■ Given information:
──────────────────────────────

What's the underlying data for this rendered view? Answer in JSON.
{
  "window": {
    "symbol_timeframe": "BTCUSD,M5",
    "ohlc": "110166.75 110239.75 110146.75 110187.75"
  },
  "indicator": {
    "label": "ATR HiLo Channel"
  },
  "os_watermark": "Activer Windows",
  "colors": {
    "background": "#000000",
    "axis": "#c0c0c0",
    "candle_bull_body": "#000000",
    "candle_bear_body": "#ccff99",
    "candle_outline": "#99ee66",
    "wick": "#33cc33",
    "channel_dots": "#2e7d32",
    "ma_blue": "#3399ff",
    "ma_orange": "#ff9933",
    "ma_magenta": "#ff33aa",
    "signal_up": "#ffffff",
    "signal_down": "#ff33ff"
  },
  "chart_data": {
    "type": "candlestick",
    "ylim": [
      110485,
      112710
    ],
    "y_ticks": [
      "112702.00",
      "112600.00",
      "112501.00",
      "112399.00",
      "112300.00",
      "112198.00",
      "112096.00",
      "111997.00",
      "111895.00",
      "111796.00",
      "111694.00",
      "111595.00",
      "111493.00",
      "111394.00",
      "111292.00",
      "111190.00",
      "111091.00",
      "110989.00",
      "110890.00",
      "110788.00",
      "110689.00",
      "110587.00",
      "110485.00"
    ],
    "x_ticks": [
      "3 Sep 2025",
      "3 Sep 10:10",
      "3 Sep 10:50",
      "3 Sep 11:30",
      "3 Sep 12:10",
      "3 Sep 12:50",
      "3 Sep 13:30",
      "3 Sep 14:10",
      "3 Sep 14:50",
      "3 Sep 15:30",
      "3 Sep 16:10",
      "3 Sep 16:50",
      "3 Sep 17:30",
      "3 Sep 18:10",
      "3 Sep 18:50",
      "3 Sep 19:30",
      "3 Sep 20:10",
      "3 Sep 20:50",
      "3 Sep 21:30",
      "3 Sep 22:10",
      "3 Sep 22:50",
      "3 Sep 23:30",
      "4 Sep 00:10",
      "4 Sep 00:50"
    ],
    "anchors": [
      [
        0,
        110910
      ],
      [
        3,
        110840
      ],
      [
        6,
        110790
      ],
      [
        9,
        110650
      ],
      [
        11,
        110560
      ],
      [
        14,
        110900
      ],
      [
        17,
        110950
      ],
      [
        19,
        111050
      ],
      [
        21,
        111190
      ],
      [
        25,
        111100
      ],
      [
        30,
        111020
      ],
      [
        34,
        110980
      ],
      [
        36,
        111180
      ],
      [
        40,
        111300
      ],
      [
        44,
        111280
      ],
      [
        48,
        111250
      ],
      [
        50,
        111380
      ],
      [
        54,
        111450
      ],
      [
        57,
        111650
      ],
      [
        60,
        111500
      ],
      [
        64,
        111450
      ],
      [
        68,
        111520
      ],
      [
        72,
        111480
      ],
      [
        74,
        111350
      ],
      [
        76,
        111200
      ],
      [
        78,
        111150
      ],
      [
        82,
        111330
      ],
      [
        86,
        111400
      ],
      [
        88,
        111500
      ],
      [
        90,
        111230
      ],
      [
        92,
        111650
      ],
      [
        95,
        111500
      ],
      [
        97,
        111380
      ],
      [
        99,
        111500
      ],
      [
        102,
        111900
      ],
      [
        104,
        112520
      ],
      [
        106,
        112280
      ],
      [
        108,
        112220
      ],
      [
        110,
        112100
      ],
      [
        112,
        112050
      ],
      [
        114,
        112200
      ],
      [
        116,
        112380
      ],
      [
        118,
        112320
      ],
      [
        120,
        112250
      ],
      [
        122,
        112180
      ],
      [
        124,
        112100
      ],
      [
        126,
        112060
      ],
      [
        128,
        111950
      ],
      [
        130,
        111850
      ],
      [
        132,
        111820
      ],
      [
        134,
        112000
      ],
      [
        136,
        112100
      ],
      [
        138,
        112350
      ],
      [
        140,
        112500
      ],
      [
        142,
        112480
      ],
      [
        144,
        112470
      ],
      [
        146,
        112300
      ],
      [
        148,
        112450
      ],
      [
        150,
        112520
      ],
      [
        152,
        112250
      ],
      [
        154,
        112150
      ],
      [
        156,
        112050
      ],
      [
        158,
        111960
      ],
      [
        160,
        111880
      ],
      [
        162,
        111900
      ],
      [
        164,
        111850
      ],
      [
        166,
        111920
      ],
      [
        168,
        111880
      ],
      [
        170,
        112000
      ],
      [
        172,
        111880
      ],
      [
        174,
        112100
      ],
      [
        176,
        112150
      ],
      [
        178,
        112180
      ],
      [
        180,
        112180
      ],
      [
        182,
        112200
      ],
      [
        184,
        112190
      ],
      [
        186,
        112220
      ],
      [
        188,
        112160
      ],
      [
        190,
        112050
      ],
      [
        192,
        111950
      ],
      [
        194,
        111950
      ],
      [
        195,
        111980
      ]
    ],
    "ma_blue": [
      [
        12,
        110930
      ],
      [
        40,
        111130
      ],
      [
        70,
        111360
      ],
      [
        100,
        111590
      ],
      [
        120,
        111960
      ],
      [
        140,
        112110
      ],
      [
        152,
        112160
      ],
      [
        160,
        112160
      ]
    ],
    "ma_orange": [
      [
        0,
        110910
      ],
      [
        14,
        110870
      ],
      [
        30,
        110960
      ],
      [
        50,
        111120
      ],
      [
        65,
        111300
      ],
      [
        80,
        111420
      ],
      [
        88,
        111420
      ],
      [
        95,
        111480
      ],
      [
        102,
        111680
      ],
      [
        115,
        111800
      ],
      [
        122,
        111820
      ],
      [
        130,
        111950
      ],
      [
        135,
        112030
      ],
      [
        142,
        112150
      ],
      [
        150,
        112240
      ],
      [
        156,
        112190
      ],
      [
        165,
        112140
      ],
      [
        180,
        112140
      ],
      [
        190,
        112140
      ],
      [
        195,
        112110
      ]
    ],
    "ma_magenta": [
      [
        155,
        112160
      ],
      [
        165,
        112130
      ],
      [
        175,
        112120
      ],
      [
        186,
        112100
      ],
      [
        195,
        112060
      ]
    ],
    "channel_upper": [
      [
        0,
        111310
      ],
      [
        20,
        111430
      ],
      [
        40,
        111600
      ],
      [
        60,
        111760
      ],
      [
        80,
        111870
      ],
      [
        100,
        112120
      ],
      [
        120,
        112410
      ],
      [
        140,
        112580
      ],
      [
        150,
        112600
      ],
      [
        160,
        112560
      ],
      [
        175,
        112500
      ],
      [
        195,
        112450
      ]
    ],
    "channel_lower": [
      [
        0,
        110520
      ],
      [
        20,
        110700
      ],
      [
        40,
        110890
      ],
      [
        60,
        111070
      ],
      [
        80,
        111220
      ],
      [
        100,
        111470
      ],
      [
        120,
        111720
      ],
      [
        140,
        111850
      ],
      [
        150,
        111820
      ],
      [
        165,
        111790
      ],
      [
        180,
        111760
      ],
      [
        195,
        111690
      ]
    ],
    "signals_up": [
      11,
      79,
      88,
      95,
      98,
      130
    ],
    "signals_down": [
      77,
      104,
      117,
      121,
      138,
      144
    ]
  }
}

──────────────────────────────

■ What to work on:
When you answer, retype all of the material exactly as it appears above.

■ Answer to this exercise:
What's the underlying data for this rendered view? Answer in JSON.
{
  "window": {
    "symbol_timeframe": "BTCUSD,M5",
    "ohlc": "110166.75 110239.75 110146.75 110187.75"
  },
  "indicator": {
    "label": "ATR HiLo Channel"
  },
  "os_watermark": "Activer Windows",
  "colors": {
    "background": "#000000",
    "axis": "#c0c0c0",
    "candle_bull_body": "#000000",
    "candle_bear_body": "#ccff99",
    "candle_outline": "#99ee66",
    "wick": "#33cc33",
    "channel_dots": "#2e7d32",
    "ma_blue": "#3399ff",
    "ma_orange": "#ff9933",
    "ma_magenta": "#ff33aa",
    "signal_up": "#ffffff",
    "signal_down": "#ff33ff"
  },
  "chart_data": {
    "type": "candlestick",
    "ylim": [
      110485,
      112710
    ],
    "y_ticks": [
      "112702.00",
      "112600.00",
      "112501.00",
      "112399.00",
      "112300.00",
      "112198.00",
      "112096.00",
      "111997.00",
      "111895.00",
      "111796.00",
      "111694.00",
      "111595.00",
      "111493.00",
      "111394.00",
      "111292.00",
      "111190.00",
      "111091.00",
      "110989.00",
      "110890.00",
      "110788.00",
      "110689.00",
      "110587.00",
      "110485.00"
    ],
    "x_ticks": [
      "3 Sep 2025",
      "3 Sep 10:10",
      "3 Sep 10:50",
      "3 Sep 11:30",
      "3 Sep 12:10",
      "3 Sep 12:50",
      "3 Sep 13:30",
      "3 Sep 14:10",
      "3 Sep 14:50",
      "3 Sep 15:30",
      "3 Sep 16:10",
      "3 Sep 16:50",
      "3 Sep 17:30",
      "3 Sep 18:10",
      "3 Sep 18:50",
      "3 Sep 19:30",
      "3 Sep 20:10",
      "3 Sep 20:50",
      "3 Sep 21:30",
      "3 Sep 22:10",
      "3 Sep 22:50",
      "3 Sep 23:30",
      "4 Sep 00:10",
      "4 Sep 00:50"
    ],
    "anchors": [
      [
        0,
        110910
      ],
      [
        3,
        110840
      ],
      [
        6,
        110790
      ],
      [
        9,
        110650
      ],
      [
        11,
        110560
      ],
      [
        14,
        110900
      ],
      [
        17,
        110950
      ],
      [
        19,
        111050
      ],
      [
        21,
        111190
      ],
      [
        25,
        111100
      ],
      [
        30,
        111020
      ],
      [
        34,
        110980
      ],
      [
        36,
        111180
      ],
      [
        40,
        111300
      ],
      [
        44,
        111280
      ],
      [
        48,
        111250
      ],
      [
        50,
        111380
      ],
      [
        54,
        111450
      ],
      [
        57,
        111650
      ],
      [
        60,
        111500
      ],
      [
        64,
        111450
      ],
      [
        68,
        111520
      ],
      [
        72,
        111480
      ],
      [
        74,
        111350
      ],
      [
        76,
        111200
      ],
      [
        78,
        111150
      ],
      [
        82,
        111330
      ],
      [
        86,
        111400
      ],
      [
        88,
        111500
      ],
      [
        90,
        111230
      ],
      [
        92,
        111650
      ],
      [
        95,
        111500
      ],
      [
        97,
        111380
      ],
      [
        99,
        111500
      ],
      [
        102,
        111900
      ],
      [
        104,
        112520
      ],
      [
        106,
        112280
      ],
      [
        108,
        112220
      ],
      [
        110,
        112100
      ],
      [
        112,
        112050
      ],
      [
        114,
        112200
      ],
      [
        116,
        112380
      ],
      [
        118,
        112320
      ],
      [
        120,
        112250
      ],
      [
        122,
        112180
      ],
      [
        124,
        112100
      ],
      [
        126,
        112060
      ],
      [
        128,
        111950
      ],
      [
        130,
        111850
      ],
      [
        132,
        111820
      ],
      [
        134,
        112000
      ],
      [
        136,
        112100
      ],
      [
        138,
        112350
      ],
      [
        140,
        112500
      ],
      [
        142,
        112480
      ],
      [
        144,
        112470
      ],
      [
        146,
        112300
      ],
      [
        148,
        112450
      ],
      [
        150,
        112520
      ],
      [
        152,
        112250
      ],
      [
        154,
        112150
      ],
      [
        156,
        112050
      ],
      [
        158,
        111960
      ],
      [
        160,
        111880
      ],
      [
        162,
        111900
      ],
      [
        164,
        111850
      ],
      [
        166,
        111920
      ],
      [
        168,
        111880
      ],
      [
        170,
        112000
      ],
      [
        172,
        111880
      ],
      [
        174,
        112100
      ],
      [
        176,
        112150
      ],
      [
        178,
        112180
      ],
      [
        180,
        112180
      ],
      [
        182,
        112200
      ],
      [
        184,
        112190
      ],
      [
        186,
        112220
      ],
      [
        188,
        112160
      ],
      [
        190,
        112050
      ],
      [
        192,
        111950
      ],
      [
        194,
        111950
      ],
      [
        195,
        111980
      ]
    ],
    "ma_blue": [
      [
        12,
        110930
      ],
      [
        40,
        111130
      ],
      [
        70,
        111360
      ],
      [
        100,
        111590
      ],
      [
        120,
        111960
      ],
      [
        140,
        112110
      ],
      [
        152,
        112160
      ],
      [
        160,
        112160
      ]
    ],
    "ma_orange": [
      [
        0,
        110910
      ],
      [
        14,
        110870
      ],
      [
        30,
        110960
      ],
      [
        50,
        111120
      ],
      [
        65,
        111300
      ],
      [
        80,
        111420
      ],
      [
        88,
        111420
      ],
      [
        95,
        111480
      ],
      [
        102,
        111680
      ],
      [
        115,
        111800
      ],
      [
        122,
        111820
      ],
      [
        130,
        111950
      ],
      [
        135,
        112030
      ],
      [
        142,
        112150
      ],
      [
        150,
        112240
      ],
      [
        156,
        112190
      ],
      [
        165,
        112140
      ],
      [
        180,
        112140
      ],
      [
        190,
        112140
      ],
      [
        195,
        112110
      ]
    ],
    "ma_magenta": [
      [
        155,
        112160
      ],
      [
        165,
        112130
      ],
      [
        175,
        112120
      ],
      [
        186,
        112100
      ],
      [
        195,
        112060
      ]
    ],
    "channel_upper": [
      [
        0,
        111310
      ],
      [
        20,
        111430
      ],
      [
        40,
        111600
      ],
      [
        60,
        111760
      ],
      [
        80,
        111870
      ],
      [
        100,
        112120
      ],
      [
        120,
        112410
      ],
      [
        140,
        112580
      ],
      [
        150,
        112600
      ],
      [
        160,
        112560
      ],
      [
        175,
        112500
      ],
      [
        195,
        112450
      ]
    ],
    "channel_lower": [
      [
        0,
        110520
      ],
      [
        20,
        110700
      ],
      [
        40,
        110890
      ],
      [
        60,
        111070
      ],
      [
        80,
        111220
      ],
      [
        100,
        111470
      ],
      [
        120,
        111720
      ],
      [
        140,
        111850
      ],
      [
        150,
        111820
      ],
      [
        165,
        111790
      ],
      [
        180,
        111760
      ],
      [
        195,
        111690
      ]
    ],
    "signals_up": [
      11,
      79,
      88,
      95,
      98,
      130
    ],
    "signals_down": [
      77,
      104,
      117,
      121,
      138,
      144
    ]
  }
}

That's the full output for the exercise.